The plan that could cost up to $25 million includes opening 145 schools between the hours of 8:30 a.m. and 12:30 p.m. in the event of a strike. The schools will be staffed by principals, assistant principals, central office employees, parent volunteers and other non-CTU staff.
Elementary and high school students will be housed in separate facilities, but all participating students will receive a cold breakfast and lunch “that meet USDA requirements,” officials said. Parents will be able to register their kids online.
A so-called “request-for-proposals” (RFP) due back Tuesday invites community groups, non-profits and other organizations to help “staff schools and provide non-instructional programming.” The request requires no more than 25 students for every staff member, a “security-to-student ratio” capped at 100 to 1 and that all supervisors staff be required to pass background checks.
“While academic instruction will not be provided [because it’s prohibited by law during a teachers strike], students will participate in positive activities to keep them engaged,” according to a CPS fact sheet distributed Thursday. “Examples include arts, sports, journaling, independent reading and writing, puzzles and computer-based programs.”

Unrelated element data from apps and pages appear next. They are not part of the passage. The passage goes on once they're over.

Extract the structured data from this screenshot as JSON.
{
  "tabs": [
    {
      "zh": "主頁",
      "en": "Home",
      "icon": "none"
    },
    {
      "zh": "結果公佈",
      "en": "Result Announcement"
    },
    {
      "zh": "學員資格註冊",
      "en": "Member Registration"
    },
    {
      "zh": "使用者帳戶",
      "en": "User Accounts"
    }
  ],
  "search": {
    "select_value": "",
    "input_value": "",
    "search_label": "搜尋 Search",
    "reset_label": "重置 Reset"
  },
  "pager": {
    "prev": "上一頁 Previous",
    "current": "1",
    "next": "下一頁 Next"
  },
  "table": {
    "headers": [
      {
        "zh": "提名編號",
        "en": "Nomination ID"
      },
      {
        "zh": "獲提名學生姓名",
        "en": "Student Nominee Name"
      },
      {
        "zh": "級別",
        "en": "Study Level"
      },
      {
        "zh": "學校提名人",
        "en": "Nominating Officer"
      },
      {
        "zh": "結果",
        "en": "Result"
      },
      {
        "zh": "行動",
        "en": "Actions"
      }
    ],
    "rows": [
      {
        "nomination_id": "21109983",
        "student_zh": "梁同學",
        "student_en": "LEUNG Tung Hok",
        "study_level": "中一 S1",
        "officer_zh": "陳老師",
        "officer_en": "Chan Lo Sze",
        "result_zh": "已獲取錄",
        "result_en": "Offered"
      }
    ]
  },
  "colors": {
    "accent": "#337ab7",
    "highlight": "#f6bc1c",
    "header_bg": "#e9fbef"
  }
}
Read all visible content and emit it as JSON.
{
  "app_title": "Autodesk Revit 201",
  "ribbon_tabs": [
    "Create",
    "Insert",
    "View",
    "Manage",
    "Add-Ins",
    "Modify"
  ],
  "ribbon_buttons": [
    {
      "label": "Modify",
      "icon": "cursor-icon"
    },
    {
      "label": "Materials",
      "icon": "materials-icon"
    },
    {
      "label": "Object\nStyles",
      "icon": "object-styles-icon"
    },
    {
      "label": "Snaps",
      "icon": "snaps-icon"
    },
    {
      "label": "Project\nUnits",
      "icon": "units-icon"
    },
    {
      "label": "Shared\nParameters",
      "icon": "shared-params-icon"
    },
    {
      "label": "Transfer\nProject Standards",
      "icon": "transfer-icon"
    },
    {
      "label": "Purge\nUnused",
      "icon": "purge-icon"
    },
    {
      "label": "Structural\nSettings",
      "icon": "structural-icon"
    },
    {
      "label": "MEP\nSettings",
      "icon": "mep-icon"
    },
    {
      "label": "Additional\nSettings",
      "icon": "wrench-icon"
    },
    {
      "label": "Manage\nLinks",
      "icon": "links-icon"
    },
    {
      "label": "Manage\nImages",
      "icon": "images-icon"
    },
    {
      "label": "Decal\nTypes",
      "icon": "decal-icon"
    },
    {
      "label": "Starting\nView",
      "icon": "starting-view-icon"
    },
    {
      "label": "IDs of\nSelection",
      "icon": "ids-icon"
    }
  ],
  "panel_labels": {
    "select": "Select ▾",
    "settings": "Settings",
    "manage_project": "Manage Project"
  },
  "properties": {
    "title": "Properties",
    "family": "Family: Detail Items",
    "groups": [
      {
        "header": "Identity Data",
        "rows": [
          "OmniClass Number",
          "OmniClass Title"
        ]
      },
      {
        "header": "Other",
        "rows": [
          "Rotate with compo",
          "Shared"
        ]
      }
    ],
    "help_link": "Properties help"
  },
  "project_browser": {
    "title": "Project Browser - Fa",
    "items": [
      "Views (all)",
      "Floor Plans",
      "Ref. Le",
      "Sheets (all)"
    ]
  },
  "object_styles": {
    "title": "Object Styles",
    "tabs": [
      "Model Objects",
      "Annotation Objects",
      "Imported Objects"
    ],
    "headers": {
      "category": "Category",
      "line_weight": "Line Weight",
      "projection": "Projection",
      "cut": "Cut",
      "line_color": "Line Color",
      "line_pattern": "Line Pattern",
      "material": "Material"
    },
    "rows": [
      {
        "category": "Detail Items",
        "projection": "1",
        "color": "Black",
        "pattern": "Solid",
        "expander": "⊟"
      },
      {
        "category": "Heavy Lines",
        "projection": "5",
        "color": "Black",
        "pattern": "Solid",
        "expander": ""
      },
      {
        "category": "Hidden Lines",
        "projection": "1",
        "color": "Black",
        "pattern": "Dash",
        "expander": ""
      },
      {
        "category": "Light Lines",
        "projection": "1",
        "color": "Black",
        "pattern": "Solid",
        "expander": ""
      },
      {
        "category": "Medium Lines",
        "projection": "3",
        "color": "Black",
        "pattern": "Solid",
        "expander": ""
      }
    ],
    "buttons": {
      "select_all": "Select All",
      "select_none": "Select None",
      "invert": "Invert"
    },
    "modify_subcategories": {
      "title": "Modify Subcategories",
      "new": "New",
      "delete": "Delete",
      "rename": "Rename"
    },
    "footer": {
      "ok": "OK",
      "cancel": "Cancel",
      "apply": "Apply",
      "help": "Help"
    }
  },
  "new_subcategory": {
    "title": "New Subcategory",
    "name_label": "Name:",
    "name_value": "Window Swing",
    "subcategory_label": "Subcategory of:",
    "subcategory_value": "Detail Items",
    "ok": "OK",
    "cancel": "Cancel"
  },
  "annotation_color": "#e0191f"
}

As many as 80 Chicago Park District summer camps could be extended to accommodate students and 79 public libraries could be opened to them.
The fact sheet does not list specific schools that would be open during a strike.
It simply states that schools will be chosen based on size and location, “with preference given to those with strong leadership, air-conditioning, a gym and cafeteria, computer labs and proximity to public transportation.”
Without offering details, the fact sheet states that CPS is also working with the CTA and the Police and Fire Departments to “ensure safety and provide additional services.”
Among the other impacts of a strike: High school seniors who need to have their transcripts, ACT scores and teacher recommendations forwarded to colleges would see delays. Twenty-thousand high school juniors could miss practice tests for the ACT. And International Baccalaureate students could miss “key coursework needed to prepare for exams.”
In his letter to parents, guardians and caregivers, Brizard describes the contingency plan as “merely a precaution” and states, “We have every hope and expectation that we will not have to implement it.” However, he says, “We must be prepared.”
Lewis Thursday questioned the effort spent on the contingency plan.
“Instead of the board making contingency plans, they need to settle the problem,’’ she said.